For 99% of Americans, reading is something we more or less do subconsciously, like breathing or walking. Naturally, this means it is easy for us to get complacent about it or diminish the value of such a skill. Let's take a moment to pay our respects to the parents and teachers, who dedicated their time to giving us the gift of literacy, by examining why it is so incredibly important.
Reading is the the load-bearing wall and/or the cornerstone of education if it only had one wall or one corner. It is the foundation of the structure a child's education is built upon. If a student struggles or is delayed in their reading ability early on, they are six times more likely to leave school before receiving their high school diploma (ReadingPartners.org).
Essentially, literacy has two effects early on in their lives.
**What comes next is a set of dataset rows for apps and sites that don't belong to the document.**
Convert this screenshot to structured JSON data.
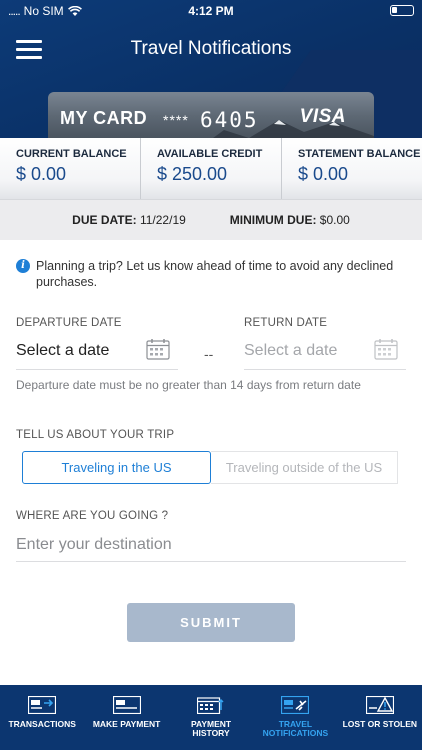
{
  "status_bar": {
    "carrier": "No SIM",
    "time": "4:12 PM"
  },
  "header": {
    "title": "Travel Notifications"
  },
  "card": {
    "name": "MY CARD",
    "masked": "****",
    "last_digits": "6405",
    "brand": "VISA"
  },
  "balances": [
    {
      "label": "CURRENT BALANCE",
      "value": "$ 0.00"
    },
    {
      "label": "AVAILABLE CREDIT",
      "value": "$ 250.00"
    },
    {
      "label": "STATEMENT BALANCE",
      "value": "$ 0.00"
    }
  ],
  "due": {
    "due_label": "DUE DATE:",
    "due_value": "11/22/19",
    "min_label": "MINIMUM DUE:",
    "min_value": "$0.00"
  },
  "info_text": "Planning a trip? Let us know ahead of time to avoid any declined purchases.",
  "departure": {
    "label": "DEPARTURE DATE",
    "value": "Select a date"
  },
  "return_date": {
    "label": "RETURN DATE",
    "placeholder": "Select a date"
  },
  "date_separator": "--",
  "date_hint": "Departure date must be no greater than 14 days from return date",
  "trip": {
    "label": "TELL US ABOUT YOUR TRIP",
    "options": [
      "Traveling in the US",
      "Traveling outside of the US"
    ],
    "selected": 0
  },
  "destination": {
    "label": "WHERE ARE YOU GOING ?",
    "placeholder": "Enter your destination"
  },
  "submit_label": "SUBMIT",
  "nav": [
    {
      "label": "TRANSACTIONS",
      "icon": "transactions-icon"
    },
    {
      "label": "MAKE PAYMENT",
      "icon": "payment-card-icon"
    },
    {
      "label": "PAYMENT\nHISTORY",
      "icon": "calendar-history-icon"
    },
    {
      "label": "TRAVEL\nNOTIFICATIONS",
      "icon": "travel-card-icon",
      "active": true
    },
    {
      "label": "LOST OR STOLEN",
      "icon": "warning-card-icon"
    }
  ],
  "colors": {
    "header": "#0a3167",
    "accent": "#1e7fd6",
    "nav_active": "#34a3f0",
    "submit": "#a8b8cc"
  }
}
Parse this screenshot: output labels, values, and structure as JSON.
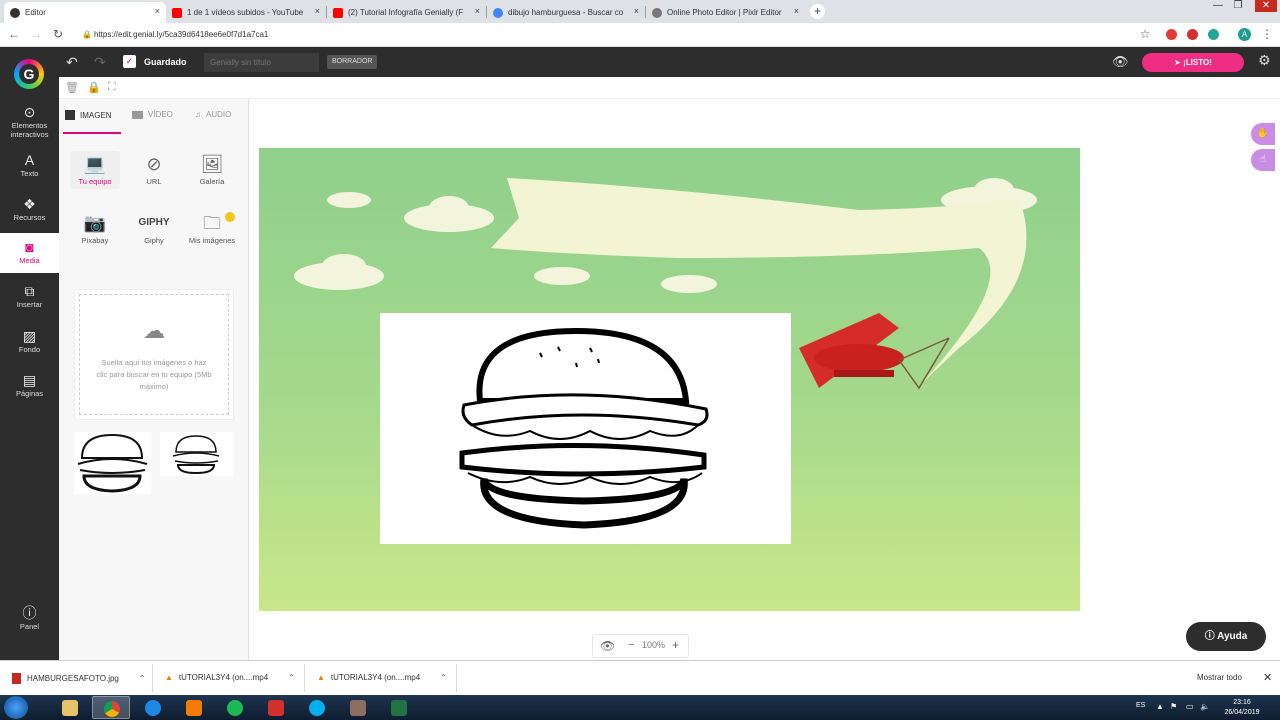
{
  "browser": {
    "tabs": [
      {
        "label": "Editor",
        "favicon_color": "#333333"
      },
      {
        "label": "1 de 1 vídeos subidos - YouTube",
        "favicon_color": "#ff0000"
      },
      {
        "label": "(2) Tutorial Infografía Genially (F",
        "favicon_color": "#ff0000"
      },
      {
        "label": "dibujo hamburguesa - Buscar co",
        "favicon_color": "#4285f4"
      },
      {
        "label": "Online Photo Editor | Pixlr Editor",
        "favicon_color": "#555555"
      }
    ],
    "close_glyph": "×",
    "new_tab_glyph": "+",
    "url": "https://edit.genial.ly/5ca39d6418ee6e0f7d1a7ca1",
    "avatar_letter": "A"
  },
  "genially": {
    "logo_letter": "G",
    "saved_label": "Guardado",
    "title_placeholder": "Genially sin título",
    "draft_badge": "BORRADOR",
    "ready_label": "¡LISTO!",
    "accent_color": "#ef2e83"
  },
  "sidebar": {
    "items": [
      {
        "label": "Elementos interactivos",
        "icon": "pointer-icon"
      },
      {
        "label": "Texto",
        "icon": "text-icon"
      },
      {
        "label": "Recursos",
        "icon": "resources-icon"
      },
      {
        "label": "Media",
        "icon": "camera-icon"
      },
      {
        "label": "Insertar",
        "icon": "insert-icon"
      },
      {
        "label": "Fondo",
        "icon": "background-icon"
      },
      {
        "label": "Páginas",
        "icon": "pages-icon"
      }
    ],
    "active": "Media",
    "panel_label": "Panel"
  },
  "media_panel": {
    "tabs": [
      "IMAGEN",
      "VÍDEO",
      "AUDIO"
    ],
    "sources": [
      {
        "label": "Tu equipo",
        "icon": "laptop-icon"
      },
      {
        "label": "URL",
        "icon": "link-icon"
      },
      {
        "label": "Galería",
        "icon": "gallery-icon"
      },
      {
        "label": "Pixabay",
        "icon": "camera-icon"
      },
      {
        "label": "Giphy",
        "icon": "giphy-logo"
      },
      {
        "label": "Mis imágenes",
        "icon": "folder-icon"
      }
    ],
    "giphy_text": "GIPHY",
    "drop_text": "Suelta aquí tus imágenes o haz clic para buscar en tu equipo (5Mb máximo)"
  },
  "zoom": {
    "value": "100%"
  },
  "help_label": "Ayuda",
  "downloads": {
    "items": [
      {
        "name": "HAMBURGESAFOTO.jpg"
      },
      {
        "name": "tUTORIAL3Y4 (on....mp4"
      },
      {
        "name": "tUTORIAL3Y4 (on....mp4"
      }
    ],
    "show_all": "Mostrar todo"
  },
  "taskbar": {
    "lang": "ES",
    "time": "23:16",
    "date": "26/04/2019"
  }
}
The first is how it affects them socially among their peers. Children are begin comparing themselves with their peers around them at about the same time they begin learning to read. Shortly after, in upper elementary, the natural development of hyper-competitiveness and self-esteem take priority in the mind of each student. So, if they are shy or struggle with reading early on, they begin comparing their skills to their peers. This, if not corrected, can worsen and lead to major self esteem issues in later years. Eventually, this illiteracy leads to behavioral issues, and possible dropout. But, how could reading impact a child so much? Let's continue.
The second effect of literacy on young students is with their relationship with education itself. School work for students as young as first grade relies on reading. Sure, the teacher may offer verbal directions or visual examples, but those may be missed by the student. What they, or their parents, are left with is written instruction. If a student cannot read, they are presented with a large hurdle in every subject in school, regardless of their relative ability with it. I once worked with a boy who could conceptualize negative numbers and basic algebra upon exiting first grade. He was struggling in all areas of school because he could not read. He showed his astronomically advanced understanding of math with verbal work I provided him, but he could not read the problems to even begin his school assigned work.
Expression and Performance
Educators rely on a student's ability to express their understanding of content material through written work, a reliance that grows with each grade level. A first grade math problem will request a simple digit based answer for the educator to assess the student's ability. The necessity for linguistic expression grows massively even by the fifth grade, when students are expected to write a small text summary detailing the mathematical process they undertook to find the answer to a given problem.
Lastly, the older a student gets and rises through the ranks of their academic career, the more the expression of themselves through writing becomes absolutely necessary. The simple concept of receiving information, processing it, and then offering personal input on the subject through written expression is the basic method of schooling from sixth grade through the highest levels of higher education. This process is also how professionals in various fields communicate with each other regarding findings, advances, and proposals, marking the skill as one of a successful worker.
Successful, participatory adults within society all have one thing in common: they are literate. Moreover, the higher the level of literacy and written expression, the higher chance of success for an individual. Much like any academic skill, parents/guardians can help their students develop and build such skills at the earliest of stages through practicing reading and writing together, sharing examples of higher writing/reading skills from an adult's life, or even simple tasks such as individual reading and journaling time can make an exponential difference given enough time and commitment.